BRIEF: Copy each line of the data below in which the word "Expenses" can be found.

SUPPLIED MATERIAL:
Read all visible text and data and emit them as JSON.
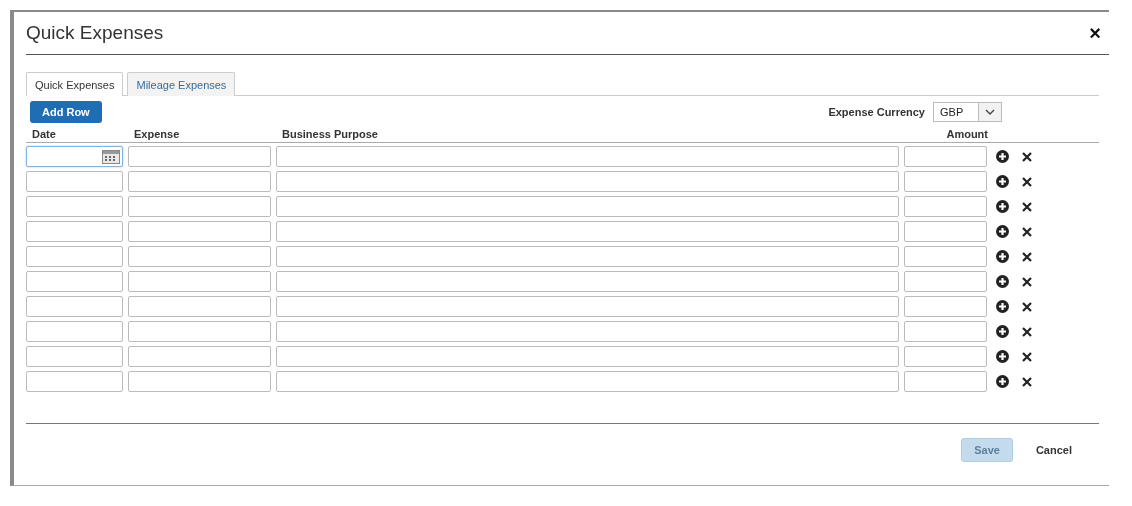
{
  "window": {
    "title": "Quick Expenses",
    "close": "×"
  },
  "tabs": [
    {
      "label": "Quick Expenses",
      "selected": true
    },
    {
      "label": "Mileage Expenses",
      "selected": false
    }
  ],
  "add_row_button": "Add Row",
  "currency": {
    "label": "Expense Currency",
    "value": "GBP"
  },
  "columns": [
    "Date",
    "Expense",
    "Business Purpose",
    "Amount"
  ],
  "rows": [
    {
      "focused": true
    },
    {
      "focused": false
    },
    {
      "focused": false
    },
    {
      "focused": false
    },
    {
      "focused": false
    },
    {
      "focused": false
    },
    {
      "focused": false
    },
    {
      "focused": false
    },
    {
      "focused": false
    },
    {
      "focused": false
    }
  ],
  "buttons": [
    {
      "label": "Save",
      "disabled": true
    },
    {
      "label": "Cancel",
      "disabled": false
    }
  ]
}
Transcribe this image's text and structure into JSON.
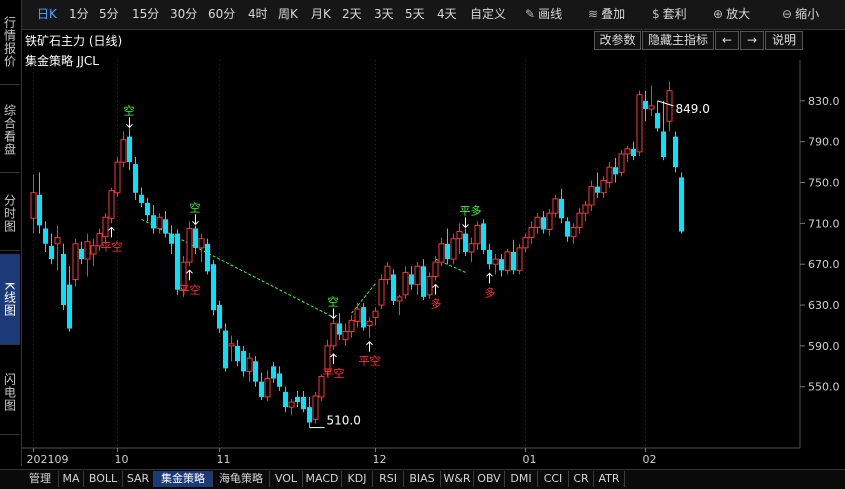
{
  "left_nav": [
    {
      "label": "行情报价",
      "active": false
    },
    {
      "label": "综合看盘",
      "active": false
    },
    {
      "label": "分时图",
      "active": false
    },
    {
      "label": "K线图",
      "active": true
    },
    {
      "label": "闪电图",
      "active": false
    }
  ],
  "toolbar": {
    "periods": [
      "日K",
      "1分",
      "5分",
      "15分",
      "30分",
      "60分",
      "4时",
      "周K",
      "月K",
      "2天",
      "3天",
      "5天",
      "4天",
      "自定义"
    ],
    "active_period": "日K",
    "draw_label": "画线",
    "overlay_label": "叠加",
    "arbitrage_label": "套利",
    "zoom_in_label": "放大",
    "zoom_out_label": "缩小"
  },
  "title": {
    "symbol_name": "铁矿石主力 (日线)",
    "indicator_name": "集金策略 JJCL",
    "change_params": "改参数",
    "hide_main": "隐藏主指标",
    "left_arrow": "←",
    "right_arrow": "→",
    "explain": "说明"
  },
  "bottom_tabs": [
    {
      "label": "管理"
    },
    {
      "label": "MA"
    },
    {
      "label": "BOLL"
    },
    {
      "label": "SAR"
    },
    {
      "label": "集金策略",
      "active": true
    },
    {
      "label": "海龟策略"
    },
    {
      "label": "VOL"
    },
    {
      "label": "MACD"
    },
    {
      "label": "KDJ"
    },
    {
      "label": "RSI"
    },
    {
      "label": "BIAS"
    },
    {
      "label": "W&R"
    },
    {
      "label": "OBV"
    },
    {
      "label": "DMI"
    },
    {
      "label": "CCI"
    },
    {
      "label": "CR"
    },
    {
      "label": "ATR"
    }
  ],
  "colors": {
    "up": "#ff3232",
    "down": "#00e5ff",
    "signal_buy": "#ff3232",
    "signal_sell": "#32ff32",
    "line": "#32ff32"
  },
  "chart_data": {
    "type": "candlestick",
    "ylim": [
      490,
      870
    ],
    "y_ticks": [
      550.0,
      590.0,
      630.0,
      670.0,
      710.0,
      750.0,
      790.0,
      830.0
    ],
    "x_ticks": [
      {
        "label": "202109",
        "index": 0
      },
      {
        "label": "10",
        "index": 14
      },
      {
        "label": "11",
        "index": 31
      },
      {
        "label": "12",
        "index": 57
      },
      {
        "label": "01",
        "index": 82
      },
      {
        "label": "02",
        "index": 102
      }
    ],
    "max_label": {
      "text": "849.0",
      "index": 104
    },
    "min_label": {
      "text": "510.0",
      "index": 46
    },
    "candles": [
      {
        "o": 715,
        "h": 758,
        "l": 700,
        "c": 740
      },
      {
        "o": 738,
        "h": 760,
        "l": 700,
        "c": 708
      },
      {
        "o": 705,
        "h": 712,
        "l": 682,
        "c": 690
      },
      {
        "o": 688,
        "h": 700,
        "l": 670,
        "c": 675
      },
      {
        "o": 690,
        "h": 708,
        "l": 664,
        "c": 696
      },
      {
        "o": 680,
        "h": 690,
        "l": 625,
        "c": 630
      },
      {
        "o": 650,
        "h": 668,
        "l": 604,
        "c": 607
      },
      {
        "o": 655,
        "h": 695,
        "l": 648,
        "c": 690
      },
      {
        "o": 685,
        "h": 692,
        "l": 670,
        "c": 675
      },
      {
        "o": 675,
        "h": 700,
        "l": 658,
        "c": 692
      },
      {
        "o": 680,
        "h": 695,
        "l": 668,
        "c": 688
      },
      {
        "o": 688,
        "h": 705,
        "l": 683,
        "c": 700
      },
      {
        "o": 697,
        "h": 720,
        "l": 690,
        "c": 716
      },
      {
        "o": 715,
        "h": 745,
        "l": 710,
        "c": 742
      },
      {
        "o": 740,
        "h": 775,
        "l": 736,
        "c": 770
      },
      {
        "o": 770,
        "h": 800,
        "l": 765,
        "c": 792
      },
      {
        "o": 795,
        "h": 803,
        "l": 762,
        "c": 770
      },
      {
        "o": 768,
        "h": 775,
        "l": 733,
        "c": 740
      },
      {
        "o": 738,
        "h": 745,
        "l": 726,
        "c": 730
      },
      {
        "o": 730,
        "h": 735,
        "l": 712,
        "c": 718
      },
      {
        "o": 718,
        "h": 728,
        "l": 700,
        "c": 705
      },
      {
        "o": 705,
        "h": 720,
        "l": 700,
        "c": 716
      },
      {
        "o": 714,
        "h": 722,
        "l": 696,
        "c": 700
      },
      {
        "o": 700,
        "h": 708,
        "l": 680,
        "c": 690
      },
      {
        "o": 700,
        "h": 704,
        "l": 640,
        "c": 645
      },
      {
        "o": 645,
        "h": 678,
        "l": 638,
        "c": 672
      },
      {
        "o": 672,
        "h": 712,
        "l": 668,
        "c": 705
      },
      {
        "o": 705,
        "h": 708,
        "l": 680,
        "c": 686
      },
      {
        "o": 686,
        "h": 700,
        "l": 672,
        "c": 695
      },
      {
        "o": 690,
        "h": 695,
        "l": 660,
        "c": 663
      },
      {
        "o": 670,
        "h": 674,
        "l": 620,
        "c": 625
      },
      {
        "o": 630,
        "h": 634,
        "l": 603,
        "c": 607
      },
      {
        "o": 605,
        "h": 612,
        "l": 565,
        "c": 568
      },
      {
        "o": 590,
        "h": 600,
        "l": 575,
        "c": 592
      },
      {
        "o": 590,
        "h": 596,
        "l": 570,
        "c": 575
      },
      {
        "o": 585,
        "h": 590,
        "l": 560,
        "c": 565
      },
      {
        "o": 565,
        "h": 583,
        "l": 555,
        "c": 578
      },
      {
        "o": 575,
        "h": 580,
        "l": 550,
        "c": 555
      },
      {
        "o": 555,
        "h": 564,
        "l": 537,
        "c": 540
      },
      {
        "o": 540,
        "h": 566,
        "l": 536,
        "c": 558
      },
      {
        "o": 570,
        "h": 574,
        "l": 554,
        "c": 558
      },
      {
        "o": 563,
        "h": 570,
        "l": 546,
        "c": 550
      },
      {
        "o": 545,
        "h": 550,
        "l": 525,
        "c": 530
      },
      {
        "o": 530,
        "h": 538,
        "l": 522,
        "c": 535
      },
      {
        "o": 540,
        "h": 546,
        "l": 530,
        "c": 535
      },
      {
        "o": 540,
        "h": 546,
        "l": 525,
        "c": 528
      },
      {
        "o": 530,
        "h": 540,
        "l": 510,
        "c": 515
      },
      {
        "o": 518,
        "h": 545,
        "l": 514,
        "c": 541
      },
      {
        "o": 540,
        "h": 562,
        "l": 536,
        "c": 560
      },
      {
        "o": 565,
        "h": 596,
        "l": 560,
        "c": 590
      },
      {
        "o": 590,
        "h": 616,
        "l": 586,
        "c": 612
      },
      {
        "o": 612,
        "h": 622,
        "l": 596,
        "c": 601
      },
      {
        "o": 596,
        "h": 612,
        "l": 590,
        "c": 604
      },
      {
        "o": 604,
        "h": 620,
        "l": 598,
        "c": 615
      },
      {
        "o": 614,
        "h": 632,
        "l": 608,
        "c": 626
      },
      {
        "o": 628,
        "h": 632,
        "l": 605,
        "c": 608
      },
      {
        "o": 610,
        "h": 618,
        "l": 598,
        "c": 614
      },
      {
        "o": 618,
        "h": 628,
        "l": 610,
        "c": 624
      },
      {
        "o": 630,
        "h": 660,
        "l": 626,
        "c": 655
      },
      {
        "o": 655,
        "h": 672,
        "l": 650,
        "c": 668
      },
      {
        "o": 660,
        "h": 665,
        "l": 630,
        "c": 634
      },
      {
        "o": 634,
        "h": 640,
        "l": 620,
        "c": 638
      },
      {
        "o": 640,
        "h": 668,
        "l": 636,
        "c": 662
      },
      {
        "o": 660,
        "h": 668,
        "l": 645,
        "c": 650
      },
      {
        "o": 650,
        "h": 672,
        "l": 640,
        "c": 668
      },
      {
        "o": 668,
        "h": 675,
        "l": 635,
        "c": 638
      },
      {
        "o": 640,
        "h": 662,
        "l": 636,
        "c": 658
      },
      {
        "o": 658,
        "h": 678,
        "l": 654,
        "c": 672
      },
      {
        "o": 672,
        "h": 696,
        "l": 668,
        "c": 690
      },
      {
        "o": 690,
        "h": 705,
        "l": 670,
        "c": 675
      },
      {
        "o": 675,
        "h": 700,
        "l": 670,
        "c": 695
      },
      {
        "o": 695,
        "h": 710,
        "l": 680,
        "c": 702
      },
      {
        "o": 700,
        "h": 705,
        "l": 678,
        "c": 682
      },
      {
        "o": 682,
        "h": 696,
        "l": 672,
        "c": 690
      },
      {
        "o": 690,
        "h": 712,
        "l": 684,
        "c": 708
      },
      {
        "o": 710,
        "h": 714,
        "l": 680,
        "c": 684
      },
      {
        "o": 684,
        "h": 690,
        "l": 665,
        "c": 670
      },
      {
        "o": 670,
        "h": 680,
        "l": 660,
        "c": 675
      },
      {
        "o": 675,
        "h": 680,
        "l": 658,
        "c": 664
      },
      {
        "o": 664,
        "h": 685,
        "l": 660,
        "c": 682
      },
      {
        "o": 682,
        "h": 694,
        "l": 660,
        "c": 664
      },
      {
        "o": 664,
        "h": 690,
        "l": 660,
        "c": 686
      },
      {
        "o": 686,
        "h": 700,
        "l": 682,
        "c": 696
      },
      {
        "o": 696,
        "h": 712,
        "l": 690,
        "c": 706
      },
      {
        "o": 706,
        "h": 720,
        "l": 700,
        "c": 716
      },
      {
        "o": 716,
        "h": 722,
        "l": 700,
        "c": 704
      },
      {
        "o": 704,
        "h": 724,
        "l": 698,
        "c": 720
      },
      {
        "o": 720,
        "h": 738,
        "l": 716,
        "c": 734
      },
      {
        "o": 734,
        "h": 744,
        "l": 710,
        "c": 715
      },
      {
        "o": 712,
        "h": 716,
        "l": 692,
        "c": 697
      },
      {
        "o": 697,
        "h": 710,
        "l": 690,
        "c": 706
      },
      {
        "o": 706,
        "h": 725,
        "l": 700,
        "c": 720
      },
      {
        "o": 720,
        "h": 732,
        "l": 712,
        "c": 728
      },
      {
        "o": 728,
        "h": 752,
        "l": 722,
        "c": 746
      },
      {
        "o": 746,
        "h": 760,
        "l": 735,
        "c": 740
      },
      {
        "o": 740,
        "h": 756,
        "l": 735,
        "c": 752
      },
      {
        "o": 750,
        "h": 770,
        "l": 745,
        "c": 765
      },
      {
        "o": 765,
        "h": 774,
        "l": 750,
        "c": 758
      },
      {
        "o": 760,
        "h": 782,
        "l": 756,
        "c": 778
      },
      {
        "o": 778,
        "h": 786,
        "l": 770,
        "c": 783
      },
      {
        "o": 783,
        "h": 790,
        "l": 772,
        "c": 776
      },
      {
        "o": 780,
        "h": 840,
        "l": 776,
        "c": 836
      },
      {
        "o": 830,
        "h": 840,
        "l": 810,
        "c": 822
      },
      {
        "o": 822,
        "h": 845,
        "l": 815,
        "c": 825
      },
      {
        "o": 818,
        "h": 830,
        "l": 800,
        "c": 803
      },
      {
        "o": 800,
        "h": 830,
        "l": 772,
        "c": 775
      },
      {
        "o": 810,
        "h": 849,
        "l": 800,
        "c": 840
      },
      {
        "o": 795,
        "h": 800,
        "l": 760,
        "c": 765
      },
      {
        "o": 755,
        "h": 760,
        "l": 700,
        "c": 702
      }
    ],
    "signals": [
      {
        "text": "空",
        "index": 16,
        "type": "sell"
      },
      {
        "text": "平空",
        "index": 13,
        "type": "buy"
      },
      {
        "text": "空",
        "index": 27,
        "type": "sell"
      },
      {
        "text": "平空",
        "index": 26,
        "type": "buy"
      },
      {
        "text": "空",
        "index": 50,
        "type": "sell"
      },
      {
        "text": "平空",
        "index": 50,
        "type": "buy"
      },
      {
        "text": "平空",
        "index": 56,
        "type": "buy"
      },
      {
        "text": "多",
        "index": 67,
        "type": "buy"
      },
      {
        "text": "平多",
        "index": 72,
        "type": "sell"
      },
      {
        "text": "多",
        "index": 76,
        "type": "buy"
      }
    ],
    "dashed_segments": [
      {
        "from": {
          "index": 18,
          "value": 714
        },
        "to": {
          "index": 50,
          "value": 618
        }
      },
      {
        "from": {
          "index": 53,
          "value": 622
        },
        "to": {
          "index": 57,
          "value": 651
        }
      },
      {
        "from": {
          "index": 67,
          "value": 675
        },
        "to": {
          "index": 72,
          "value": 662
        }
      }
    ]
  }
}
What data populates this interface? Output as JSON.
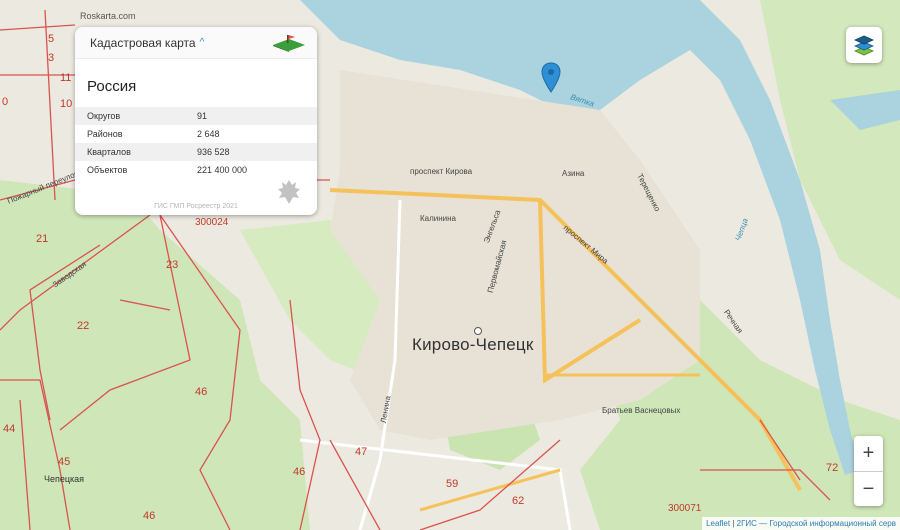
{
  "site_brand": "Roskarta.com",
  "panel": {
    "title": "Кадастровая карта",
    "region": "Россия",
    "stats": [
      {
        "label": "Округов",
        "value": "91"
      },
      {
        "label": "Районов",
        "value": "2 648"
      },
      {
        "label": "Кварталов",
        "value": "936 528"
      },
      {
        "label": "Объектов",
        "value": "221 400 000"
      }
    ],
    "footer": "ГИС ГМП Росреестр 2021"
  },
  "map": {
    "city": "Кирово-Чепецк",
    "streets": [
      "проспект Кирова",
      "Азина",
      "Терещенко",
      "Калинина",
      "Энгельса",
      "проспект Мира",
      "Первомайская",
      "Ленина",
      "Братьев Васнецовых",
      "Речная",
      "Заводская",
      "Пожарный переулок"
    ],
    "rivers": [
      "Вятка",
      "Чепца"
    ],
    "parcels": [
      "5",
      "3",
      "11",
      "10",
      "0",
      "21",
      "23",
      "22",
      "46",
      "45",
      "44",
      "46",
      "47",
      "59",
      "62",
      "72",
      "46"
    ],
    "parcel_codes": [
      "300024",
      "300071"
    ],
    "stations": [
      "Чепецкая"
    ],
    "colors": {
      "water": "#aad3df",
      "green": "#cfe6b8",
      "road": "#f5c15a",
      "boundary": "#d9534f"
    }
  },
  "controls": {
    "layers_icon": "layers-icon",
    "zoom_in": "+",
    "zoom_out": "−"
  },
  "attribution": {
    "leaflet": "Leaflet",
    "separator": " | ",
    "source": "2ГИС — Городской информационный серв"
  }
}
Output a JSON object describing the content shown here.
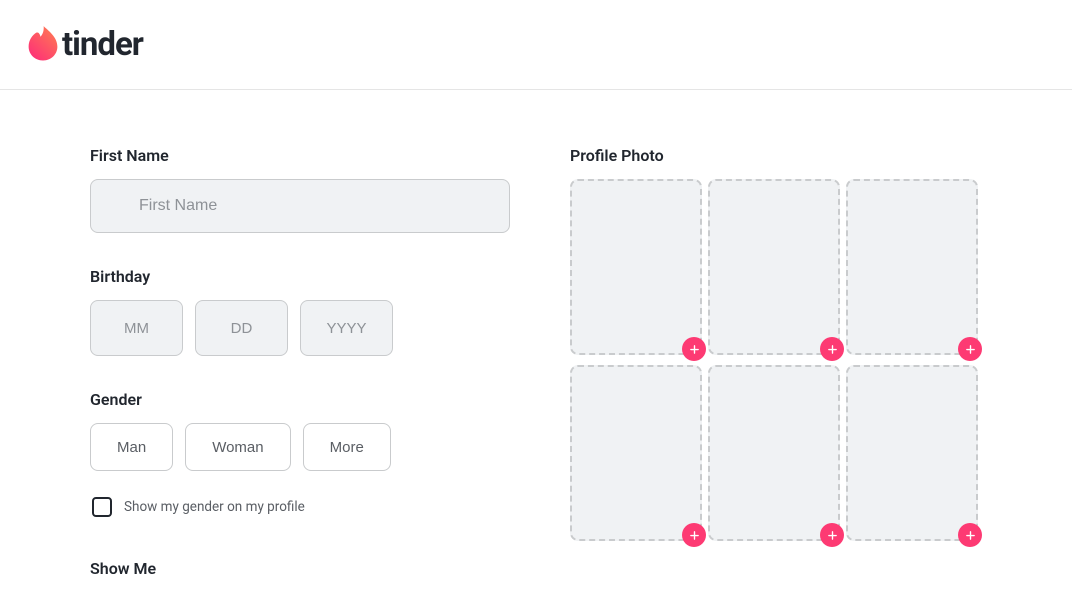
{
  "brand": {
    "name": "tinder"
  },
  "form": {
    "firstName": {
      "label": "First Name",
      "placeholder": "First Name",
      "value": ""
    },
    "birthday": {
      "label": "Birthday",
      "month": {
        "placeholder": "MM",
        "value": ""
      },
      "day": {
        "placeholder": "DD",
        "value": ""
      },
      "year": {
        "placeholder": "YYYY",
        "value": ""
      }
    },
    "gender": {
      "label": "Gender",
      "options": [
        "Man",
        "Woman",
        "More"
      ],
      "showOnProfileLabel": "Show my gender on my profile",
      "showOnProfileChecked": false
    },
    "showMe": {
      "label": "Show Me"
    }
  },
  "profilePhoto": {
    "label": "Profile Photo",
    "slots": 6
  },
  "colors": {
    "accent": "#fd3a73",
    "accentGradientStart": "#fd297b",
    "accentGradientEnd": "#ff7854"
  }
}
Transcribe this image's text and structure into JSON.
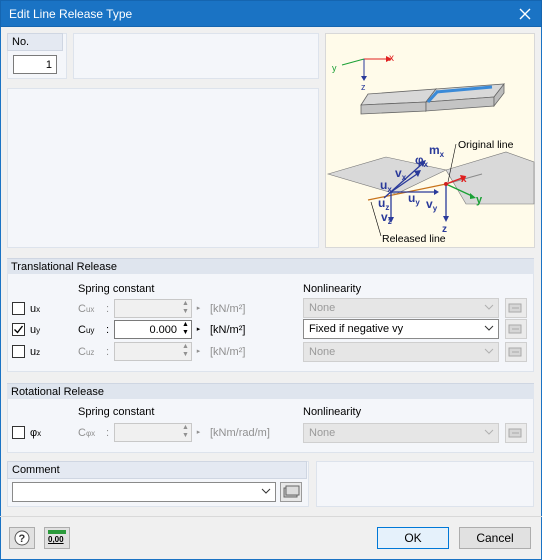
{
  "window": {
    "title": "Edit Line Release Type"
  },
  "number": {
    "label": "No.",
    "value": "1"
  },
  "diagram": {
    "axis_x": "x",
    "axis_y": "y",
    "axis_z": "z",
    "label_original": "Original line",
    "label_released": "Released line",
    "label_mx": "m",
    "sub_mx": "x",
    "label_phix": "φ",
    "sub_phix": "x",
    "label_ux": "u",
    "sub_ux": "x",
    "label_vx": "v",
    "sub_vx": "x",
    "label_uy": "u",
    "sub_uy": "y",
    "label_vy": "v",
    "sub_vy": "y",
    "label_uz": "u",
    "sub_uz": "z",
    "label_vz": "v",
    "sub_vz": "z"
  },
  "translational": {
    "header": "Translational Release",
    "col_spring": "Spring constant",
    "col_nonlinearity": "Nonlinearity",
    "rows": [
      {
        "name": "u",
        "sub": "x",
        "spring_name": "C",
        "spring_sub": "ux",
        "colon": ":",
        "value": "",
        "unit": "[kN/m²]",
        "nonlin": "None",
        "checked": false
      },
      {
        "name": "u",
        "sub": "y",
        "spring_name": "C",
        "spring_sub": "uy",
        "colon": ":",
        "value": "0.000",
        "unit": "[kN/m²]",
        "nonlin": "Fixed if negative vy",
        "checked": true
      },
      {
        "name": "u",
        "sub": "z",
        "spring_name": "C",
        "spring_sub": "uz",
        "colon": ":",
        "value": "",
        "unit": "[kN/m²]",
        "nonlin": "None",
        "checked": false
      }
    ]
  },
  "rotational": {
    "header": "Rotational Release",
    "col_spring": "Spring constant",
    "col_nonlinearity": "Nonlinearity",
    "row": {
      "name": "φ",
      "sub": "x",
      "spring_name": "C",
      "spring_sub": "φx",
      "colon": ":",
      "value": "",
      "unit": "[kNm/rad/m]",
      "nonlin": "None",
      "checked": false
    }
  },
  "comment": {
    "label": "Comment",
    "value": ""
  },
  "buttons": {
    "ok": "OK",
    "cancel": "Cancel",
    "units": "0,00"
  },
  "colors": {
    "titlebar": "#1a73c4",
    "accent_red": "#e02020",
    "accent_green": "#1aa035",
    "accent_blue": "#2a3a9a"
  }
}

THE COMPLETED TASK:
    "title": "Quick Expenses",
      "label": "Quick Expenses",
      "label": "Mileage Expenses",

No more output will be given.